I'm just going to dive into this review today because there’s no point in putting off what I’m about to say. “The Lucky One” is riddled with cliches, bad acting and an offensively boring plot. Don’t see it unless you want to waste $10 and two hours of your life.
Going into this movie, I knew I probably wouldn’t like it. “The Lucky One” is based off a book by Nicholas Sparks, which already sent up red flags. Though I somewhat enjoyed “The Notebook” in the ninth grade, no other film adaptation of Sparks’ sickeningly sweet novels have translated well on screen. In fact, the few other movies I’ve seen of his had me laughing out loud at parts meant to be serious.
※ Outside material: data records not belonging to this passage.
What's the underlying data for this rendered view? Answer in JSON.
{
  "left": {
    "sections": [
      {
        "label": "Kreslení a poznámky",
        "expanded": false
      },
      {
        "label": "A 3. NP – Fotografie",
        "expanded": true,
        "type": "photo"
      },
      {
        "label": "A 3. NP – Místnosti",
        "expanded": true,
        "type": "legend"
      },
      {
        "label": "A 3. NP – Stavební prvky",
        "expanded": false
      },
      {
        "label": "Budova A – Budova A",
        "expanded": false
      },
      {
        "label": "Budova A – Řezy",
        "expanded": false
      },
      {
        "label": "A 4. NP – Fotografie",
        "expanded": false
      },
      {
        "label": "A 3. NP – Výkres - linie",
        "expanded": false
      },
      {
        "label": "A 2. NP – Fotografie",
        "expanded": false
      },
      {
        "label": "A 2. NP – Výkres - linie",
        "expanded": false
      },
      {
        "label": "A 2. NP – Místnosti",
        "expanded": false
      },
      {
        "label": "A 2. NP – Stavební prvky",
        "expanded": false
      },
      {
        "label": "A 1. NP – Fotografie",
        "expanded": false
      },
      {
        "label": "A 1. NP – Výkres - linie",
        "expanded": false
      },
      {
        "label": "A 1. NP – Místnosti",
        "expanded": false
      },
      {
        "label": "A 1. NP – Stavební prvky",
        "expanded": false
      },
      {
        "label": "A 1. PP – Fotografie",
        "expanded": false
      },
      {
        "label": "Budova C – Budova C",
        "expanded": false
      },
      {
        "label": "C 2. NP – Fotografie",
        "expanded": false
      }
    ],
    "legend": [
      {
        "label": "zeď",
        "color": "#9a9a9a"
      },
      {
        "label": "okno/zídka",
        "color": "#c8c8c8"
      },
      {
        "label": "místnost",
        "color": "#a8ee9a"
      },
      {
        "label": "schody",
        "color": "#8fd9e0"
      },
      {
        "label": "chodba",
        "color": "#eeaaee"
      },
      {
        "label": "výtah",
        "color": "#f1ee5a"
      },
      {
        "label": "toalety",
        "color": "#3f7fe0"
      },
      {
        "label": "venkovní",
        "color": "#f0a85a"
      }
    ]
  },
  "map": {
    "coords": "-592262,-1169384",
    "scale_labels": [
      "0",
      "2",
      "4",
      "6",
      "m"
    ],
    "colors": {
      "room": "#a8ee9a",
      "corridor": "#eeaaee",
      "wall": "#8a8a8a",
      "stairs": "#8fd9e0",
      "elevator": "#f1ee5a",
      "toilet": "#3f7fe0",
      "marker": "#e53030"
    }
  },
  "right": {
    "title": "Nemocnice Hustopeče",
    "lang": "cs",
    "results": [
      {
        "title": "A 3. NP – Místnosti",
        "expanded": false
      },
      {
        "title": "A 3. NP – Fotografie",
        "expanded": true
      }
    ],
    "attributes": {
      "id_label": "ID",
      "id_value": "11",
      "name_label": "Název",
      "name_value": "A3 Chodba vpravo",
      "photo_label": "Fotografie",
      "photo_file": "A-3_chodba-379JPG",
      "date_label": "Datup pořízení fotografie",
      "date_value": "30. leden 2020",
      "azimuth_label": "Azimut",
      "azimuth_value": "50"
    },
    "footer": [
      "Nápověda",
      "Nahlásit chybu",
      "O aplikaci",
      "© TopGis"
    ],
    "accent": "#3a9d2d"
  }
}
Reviewing movies each week is something I enjoy doing. Even if new releases on a particular weekend aren’t something I’d normally see, I like how I am forced to branch out once in a while.
This weekend, I was stuck between a documentary on chimps and “The Lucky One.” I now regret not seeing Disney’s “Chimpanzee,” which no doubt, tries to make every member of the audience cry at some point.
So what’s so bad about “The Lucky One”? Well, to start off, think of every annoying love story cliche ever and roll them into about 25 music montages. That was essentially this
A marine named Logan (Zac Efron) finds a picture of an American woman somewhere in Iraq.
After trying to locate its owner and failing, he decides to pocket it. He carries this picture around as he completes his third tour and calls it his lucky picture.
What is also lucky is how attractive the girl is and how easy it is for him to track her down after he gets back to the United States.
All he wants to do is meet this sexy single mom and to thank her for being his lucky charm. Instead, he turns up at her dog kennel and gets a job.
Cue the gushy music. At first she hates him because she thinks he is a weird drifter, and then she likes him.
And just when you think they’ve gone to far, her crazy, abusive ex-husband — who also happens to be the town’s sheriff — enters the picture.
I feel I’ve given too much away, but this only constitutes the first 20 minutes.
The other 120 minutes include random side plots that are never wrapped up and montages of Logan and his lover cavorting in fields and lakes, laughing about some joke we as the audience are never let in on.
My guess is they are laughing because they’re getting paid a comical amount of money to read one cheesy line after another.
Yes, I am not the world’s biggest fan of “chick flicks.” I avoid them when I can, and when I do see one, it’s because I’m with friends that insist on watching it.
That being said, I do try to go in with an open mind. Sometimes I’m even surprised to find myself enjoying one.
However, even the biggest lover of romantic comedies would be disappointed by “The Lucky One.”
I’ve never read the book — and after this experience, I don’t plan to — but I honestly don’t know how producers let this movie reach mainstream audiences.
Sometimes a cliche plot can be remedied by excellent acting or ninjas, but unfortunately, both are missing from this movie.
If you are still planning on seeing “The Lucky One,” don’t do it. Those who have not seen this are the lucky ones. You have been warned.